**Excerpted data**.

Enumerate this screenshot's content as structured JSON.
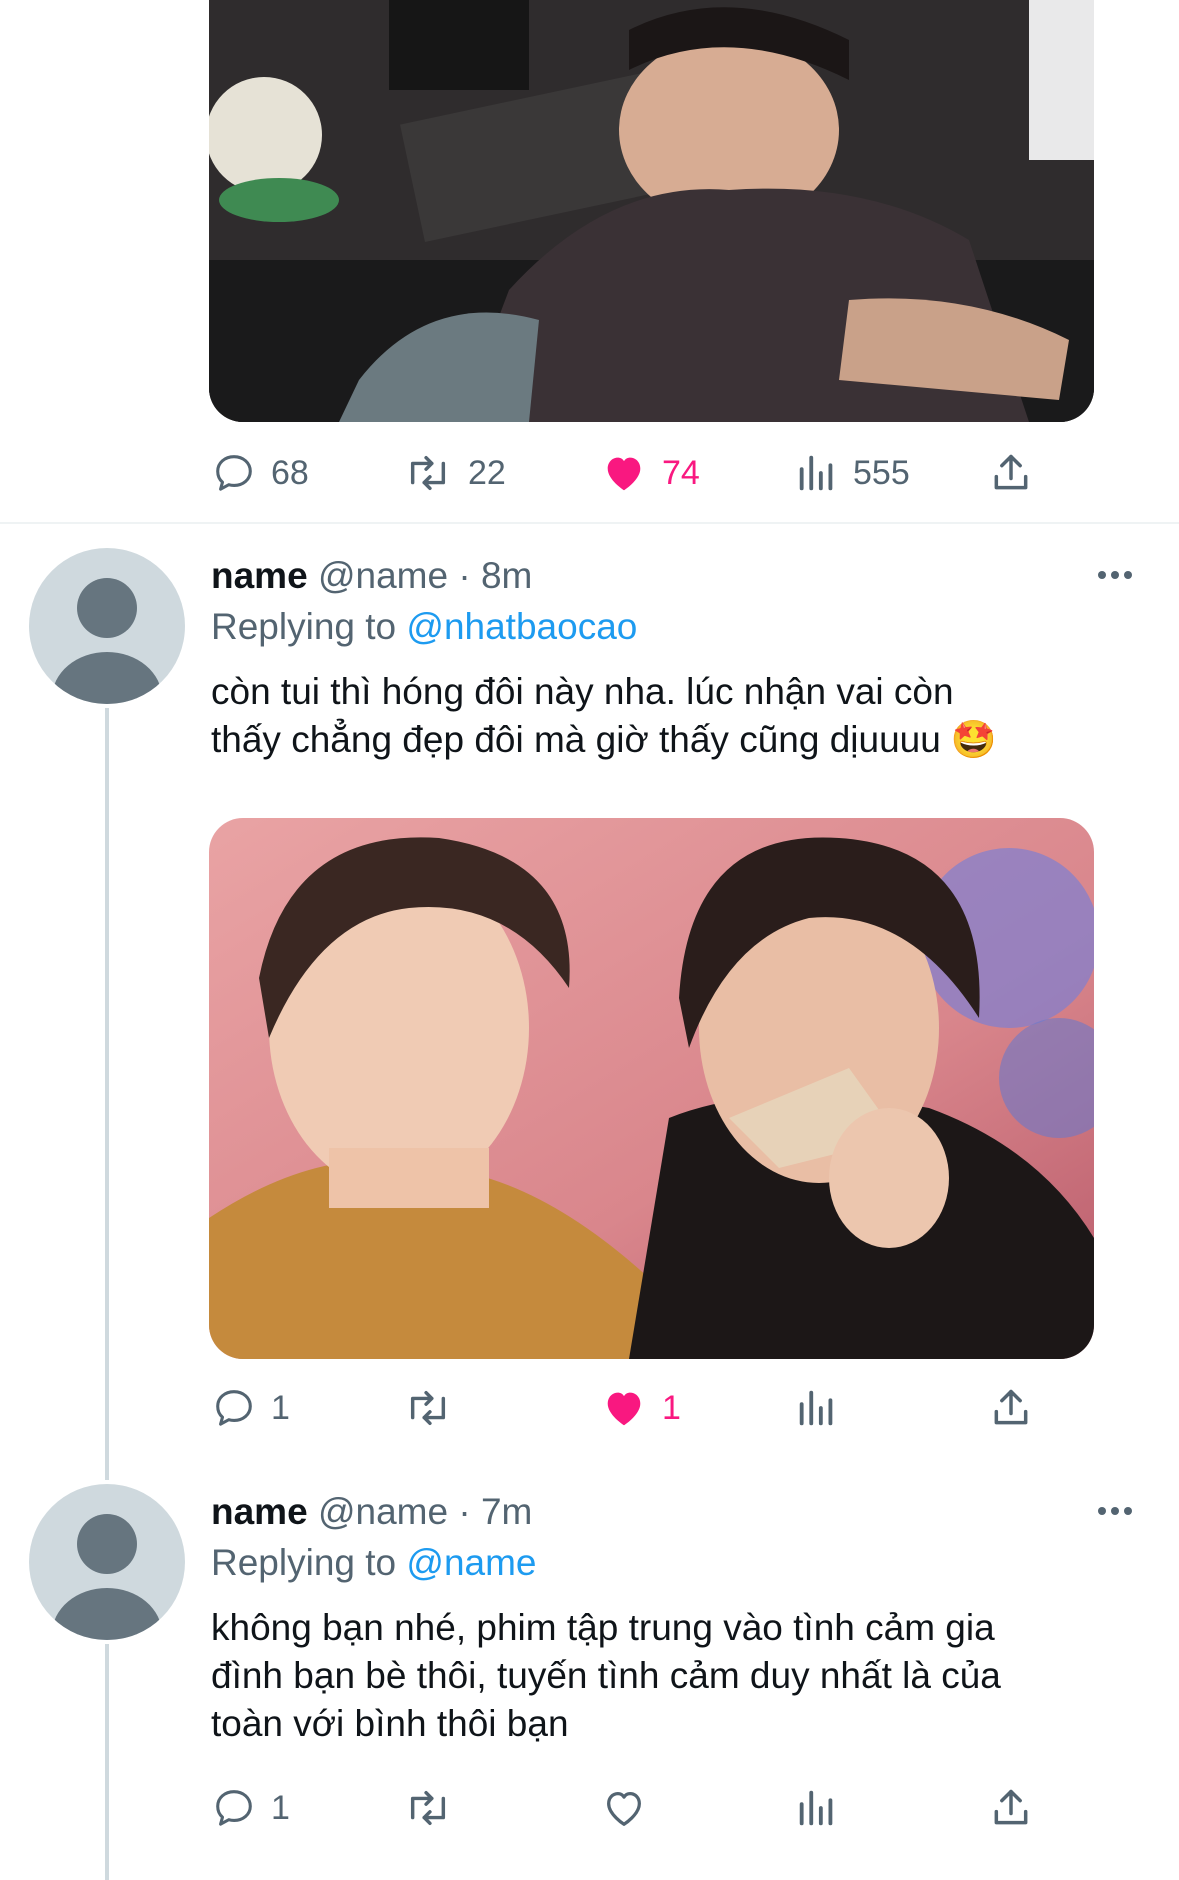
{
  "tweet_top": {
    "actions": {
      "replies": "68",
      "retweets": "22",
      "likes": "74",
      "views": "555"
    }
  },
  "reply1": {
    "display_name": "name",
    "handle": "@name",
    "separator": "·",
    "time": "8m",
    "replying_prefix": "Replying to",
    "replying_handle": "@nhatbaocao",
    "text_line1": "còn tui thì hóng đôi này nha. lúc nhận vai còn",
    "text_line2": "thấy chẳng đẹp đôi mà giờ thấy cũng dịuuuu",
    "emoji": "🤩",
    "actions": {
      "replies": "1",
      "retweets": "",
      "likes": "1",
      "views": ""
    }
  },
  "reply2": {
    "display_name": "name",
    "handle": "@name",
    "separator": "·",
    "time": "7m",
    "replying_prefix": "Replying to",
    "replying_handle": "@name",
    "text_line1": "không bạn nhé, phim tập trung vào tình cảm gia",
    "text_line2": "đình bạn bè thôi, tuyến tình cảm duy nhất là của",
    "text_line3": "toàn với bình thôi bạn",
    "actions": {
      "replies": "1",
      "retweets": "",
      "likes": "",
      "views": ""
    }
  },
  "colors": {
    "like_pink": "#f91880",
    "link_blue": "#1d9bf0",
    "muted_gray": "#536471",
    "divider": "#eff3f4"
  },
  "icons": [
    "reply-icon",
    "retweet-icon",
    "heart-icon",
    "views-icon",
    "share-icon",
    "more-icon",
    "avatar-icon"
  ]
}
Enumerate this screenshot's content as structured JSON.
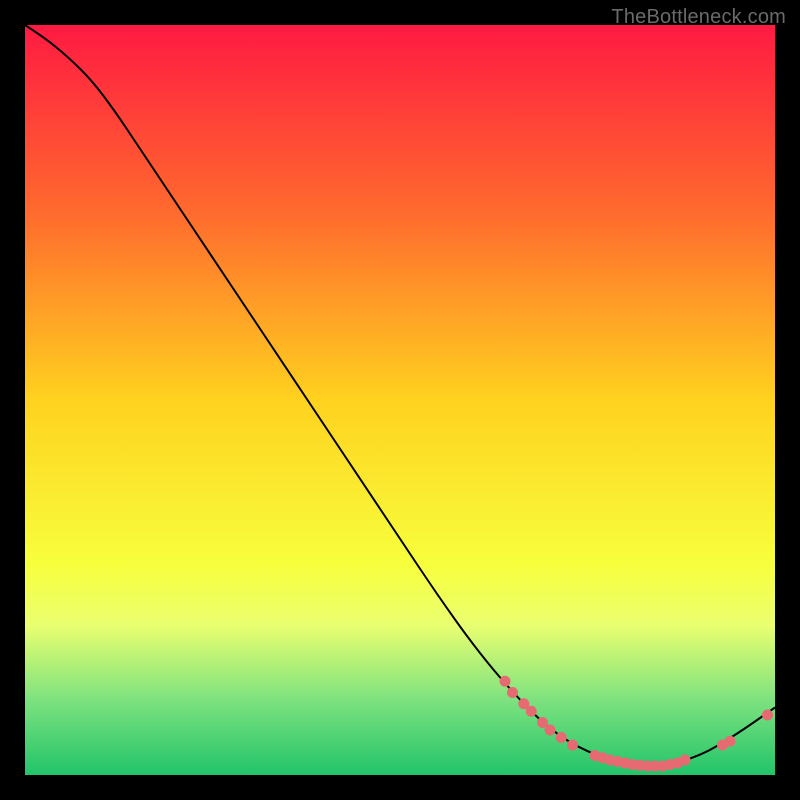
{
  "watermark": "TheBottleneck.com",
  "chart_data": {
    "type": "line",
    "title": "",
    "xlabel": "",
    "ylabel": "",
    "xlim": [
      0,
      100
    ],
    "ylim": [
      0,
      100
    ],
    "background_gradient": {
      "stops": [
        {
          "offset": 0.0,
          "color": "#ff1a42"
        },
        {
          "offset": 0.25,
          "color": "#ff6a2e"
        },
        {
          "offset": 0.5,
          "color": "#ffd21f"
        },
        {
          "offset": 0.72,
          "color": "#f7ff3d"
        },
        {
          "offset": 0.8,
          "color": "#eaff70"
        },
        {
          "offset": 0.9,
          "color": "#7de27f"
        },
        {
          "offset": 1.0,
          "color": "#22c46a"
        }
      ]
    },
    "curve": [
      {
        "x": 0.0,
        "y": 100.0
      },
      {
        "x": 3.0,
        "y": 98.0
      },
      {
        "x": 6.0,
        "y": 95.5
      },
      {
        "x": 9.0,
        "y": 92.5
      },
      {
        "x": 12.0,
        "y": 88.5
      },
      {
        "x": 15.0,
        "y": 84.0
      },
      {
        "x": 20.0,
        "y": 76.5
      },
      {
        "x": 25.0,
        "y": 69.0
      },
      {
        "x": 30.0,
        "y": 61.5
      },
      {
        "x": 35.0,
        "y": 54.0
      },
      {
        "x": 40.0,
        "y": 46.5
      },
      {
        "x": 45.0,
        "y": 39.0
      },
      {
        "x": 50.0,
        "y": 31.5
      },
      {
        "x": 55.0,
        "y": 24.0
      },
      {
        "x": 60.0,
        "y": 17.0
      },
      {
        "x": 65.0,
        "y": 11.0
      },
      {
        "x": 70.0,
        "y": 6.0
      },
      {
        "x": 75.0,
        "y": 3.0
      },
      {
        "x": 80.0,
        "y": 1.5
      },
      {
        "x": 85.0,
        "y": 1.2
      },
      {
        "x": 90.0,
        "y": 2.5
      },
      {
        "x": 95.0,
        "y": 5.5
      },
      {
        "x": 100.0,
        "y": 9.0
      }
    ],
    "highlighted_points": [
      {
        "x": 64.0,
        "y": 12.5
      },
      {
        "x": 65.0,
        "y": 11.0
      },
      {
        "x": 66.5,
        "y": 9.5
      },
      {
        "x": 67.5,
        "y": 8.5
      },
      {
        "x": 69.0,
        "y": 7.0
      },
      {
        "x": 70.0,
        "y": 6.0
      },
      {
        "x": 71.5,
        "y": 5.0
      },
      {
        "x": 73.0,
        "y": 4.0
      },
      {
        "x": 76.0,
        "y": 2.6
      },
      {
        "x": 77.0,
        "y": 2.3
      },
      {
        "x": 78.0,
        "y": 2.0
      },
      {
        "x": 79.0,
        "y": 1.8
      },
      {
        "x": 80.0,
        "y": 1.6
      },
      {
        "x": 81.0,
        "y": 1.4
      },
      {
        "x": 82.0,
        "y": 1.3
      },
      {
        "x": 83.0,
        "y": 1.2
      },
      {
        "x": 84.0,
        "y": 1.2
      },
      {
        "x": 85.0,
        "y": 1.2
      },
      {
        "x": 86.0,
        "y": 1.4
      },
      {
        "x": 87.0,
        "y": 1.6
      },
      {
        "x": 88.0,
        "y": 2.0
      },
      {
        "x": 93.0,
        "y": 4.0
      },
      {
        "x": 94.0,
        "y": 4.5
      },
      {
        "x": 99.0,
        "y": 8.0
      }
    ],
    "tiny_label": {
      "x": 82.5,
      "y": 1.5,
      "text": "",
      "color": "#e06070"
    },
    "point_color": "#e66a72",
    "curve_color": "#000000"
  }
}
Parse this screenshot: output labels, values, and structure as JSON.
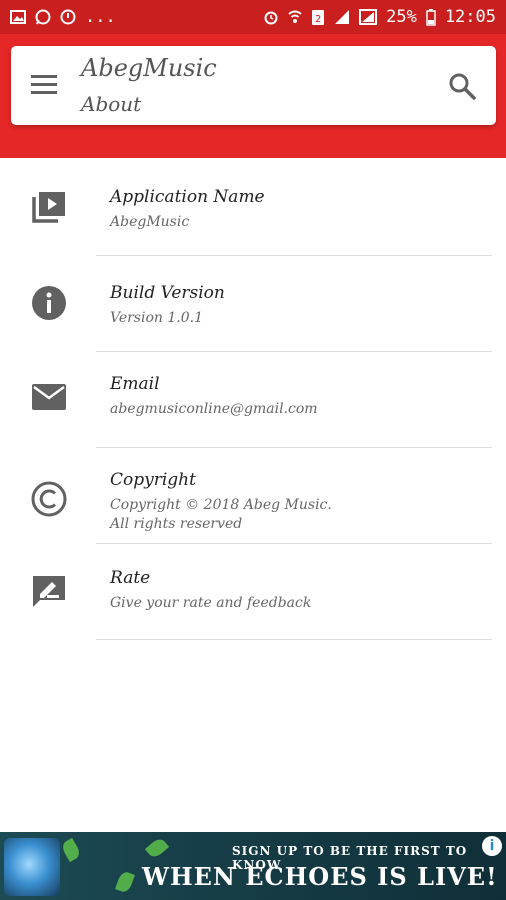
{
  "status_bar": {
    "battery": "25%",
    "time": "12:05",
    "ellipsis": "..."
  },
  "toolbar": {
    "title": "AbegMusic",
    "subtitle": "About"
  },
  "items": [
    {
      "label": "Application Name",
      "value": "AbegMusic",
      "icon": "video-library-icon"
    },
    {
      "label": "Build Version",
      "value": "Version 1.0.1",
      "icon": "info-icon"
    },
    {
      "label": "Email",
      "value": "abegmusiconline@gmail.com",
      "icon": "mail-icon"
    },
    {
      "label": "Copyright",
      "value": "Copyright © 2018 Abeg Music.\n All rights reserved",
      "icon": "copyright-icon"
    },
    {
      "label": "Rate",
      "value": "Give your rate and feedback",
      "icon": "rate-feedback-icon"
    }
  ],
  "ad": {
    "line1": "SIGN UP TO BE THE FIRST TO KNOW",
    "line2": "WHEN ECHOES IS LIVE!",
    "info_glyph": "i"
  },
  "colors": {
    "primary": "#e62727",
    "status_bar": "#c91f1f",
    "icon_gray": "#616161"
  }
}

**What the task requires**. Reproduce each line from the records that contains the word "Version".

**Response to the task**.
      "label": "Build Version",
      "value": "Version 1.0.1",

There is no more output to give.